Trouble with the Springboks, yelped the British, was that they took all the sport out of Rugby by playing a conservative, close-to-the-ground game (as above) in the strict interests of victory. There is much more to Rugby than winning, British critics pointed out; it is a gentlemen's game and should be played with verve and dash. Minus these apparently unnecessary ingredients, the Springboks played 29 straight games in the British Isles before losing.

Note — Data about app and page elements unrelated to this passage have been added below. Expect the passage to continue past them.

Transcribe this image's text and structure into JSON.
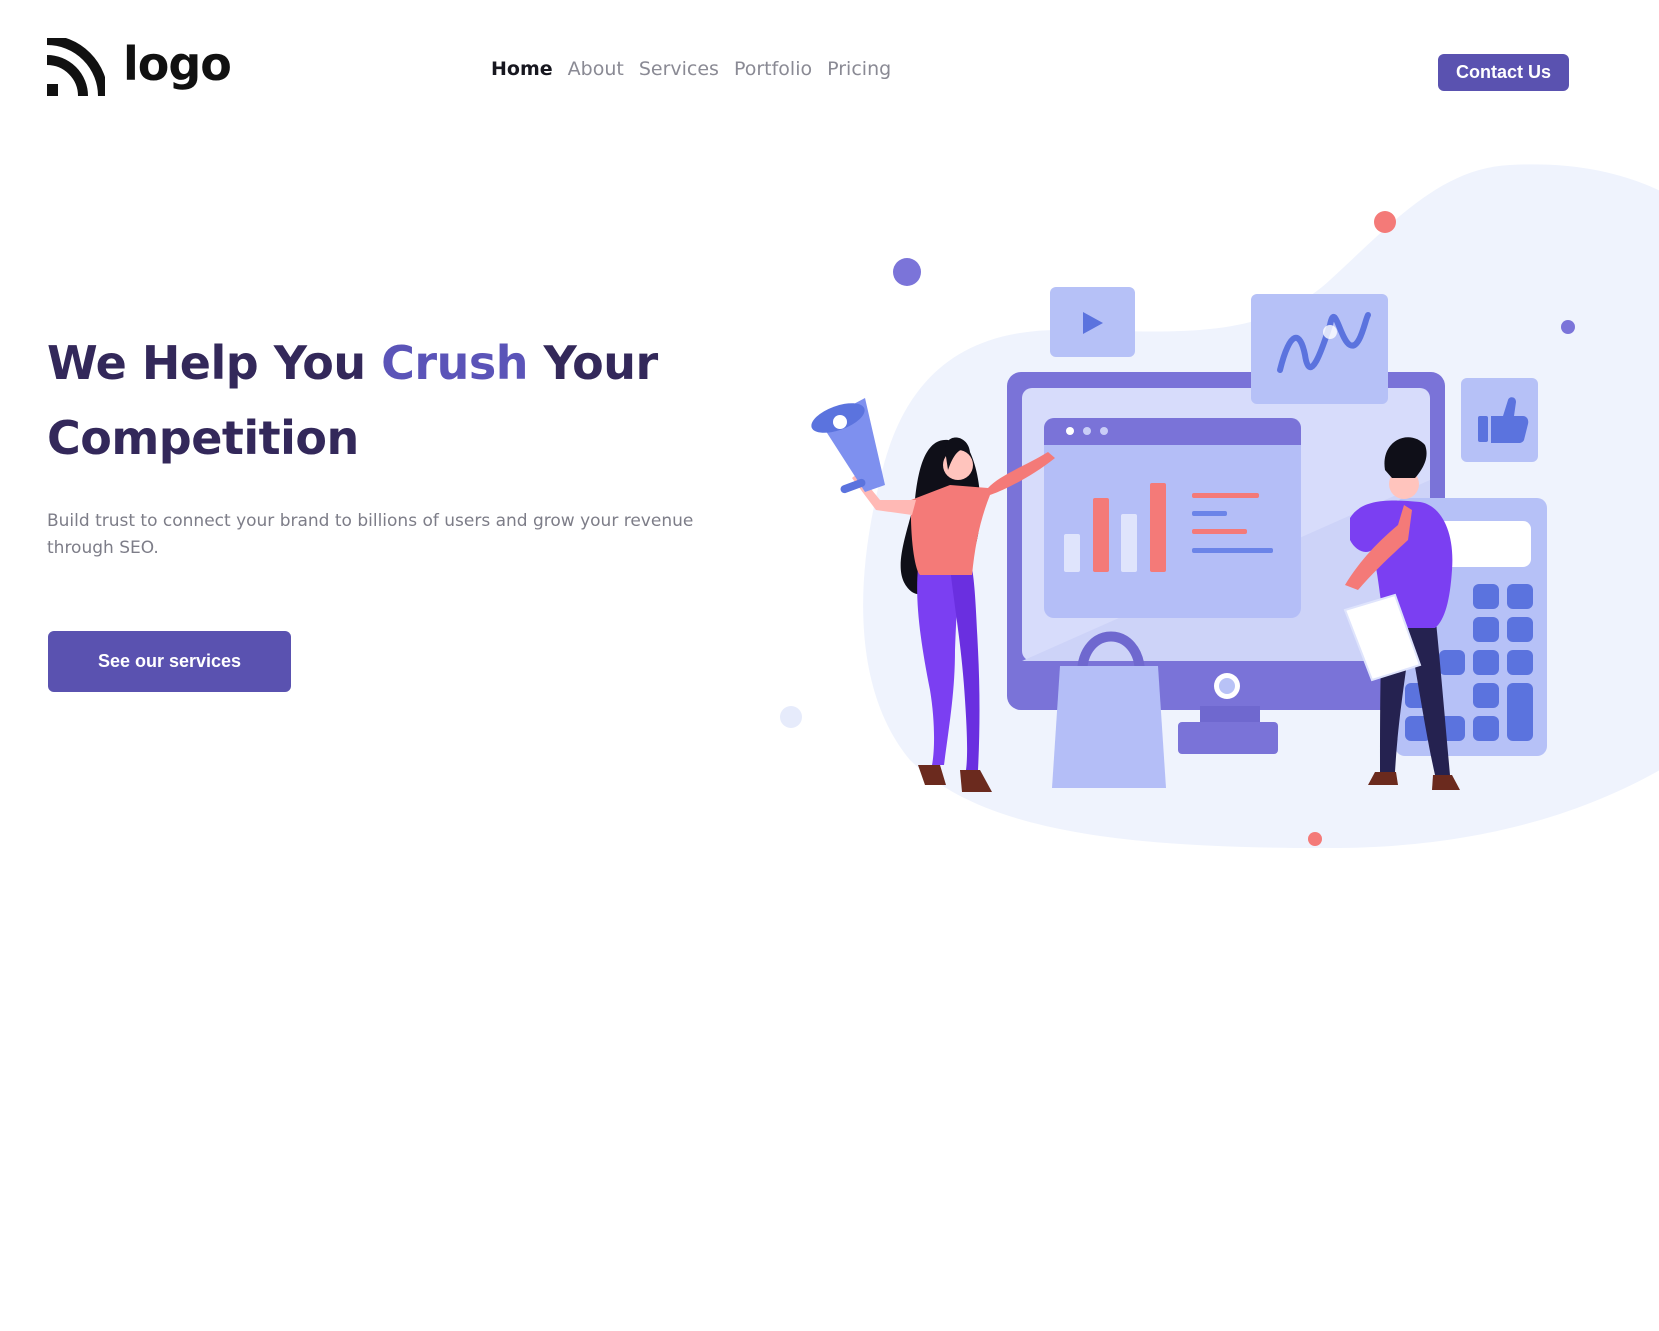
{
  "brand": {
    "logo_text": "logo",
    "logo_icon": "signal-arcs-icon"
  },
  "nav": {
    "items": [
      {
        "label": "Home",
        "active": true
      },
      {
        "label": "About",
        "active": false
      },
      {
        "label": "Services",
        "active": false
      },
      {
        "label": "Portfolio",
        "active": false
      },
      {
        "label": "Pricing",
        "active": false
      }
    ]
  },
  "header": {
    "contact_label": "Contact Us"
  },
  "hero": {
    "title_part1": "We Help You ",
    "title_accent": "Crush",
    "title_part2": " Your Competition",
    "subtitle": "Build trust to connect your brand to billions of users and grow your revenue through SEO.",
    "cta_label": "See our services"
  },
  "colors": {
    "primary": "#5a52b0",
    "heading": "#33285a",
    "accent_text": "#5b54b8",
    "body_text": "#7d7d88",
    "blob": "#eff3fd",
    "coral": "#f47a78"
  },
  "illustration": {
    "icons": [
      "play-icon",
      "thumbs-up-icon",
      "megaphone-icon",
      "shopping-bag-icon",
      "calculator-icon",
      "analytics-monitor-icon"
    ]
  }
}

The Springboks buttoned up their lips whenever the South African apartheid policy of total segregation was raised, thus succeeded in holding demonstrations like this (in Ireland) to a minimum. Some Laborites boycotted the Afrikaners at a few social events, but even this ended when the Springboks played at Swansea and went out of their way to congratulate the Negro referee on his calls. After that the emphasis, once more, was on Rugby.
The ball is in the air, as agonized faces attest, and when it comes down the South Africans and the Frenchmen will begin the clawing and pounding that characterize the padless mayhem of Rugby. The all-France team was unperturbed by the Springboks' advance billing, outmaneuvered them and came away with a 0-0 tie. Mused Springbok star Avril Malan: "Most clever."
A South African tumbles hard to the turf (left) in the final game of international tour, played against a team of French all-stars in Paris.
March 6, 1961
French spectators called the Springboks "les Rugby men du Diable" because of their hard tackling (right) and their clean-but-rough style.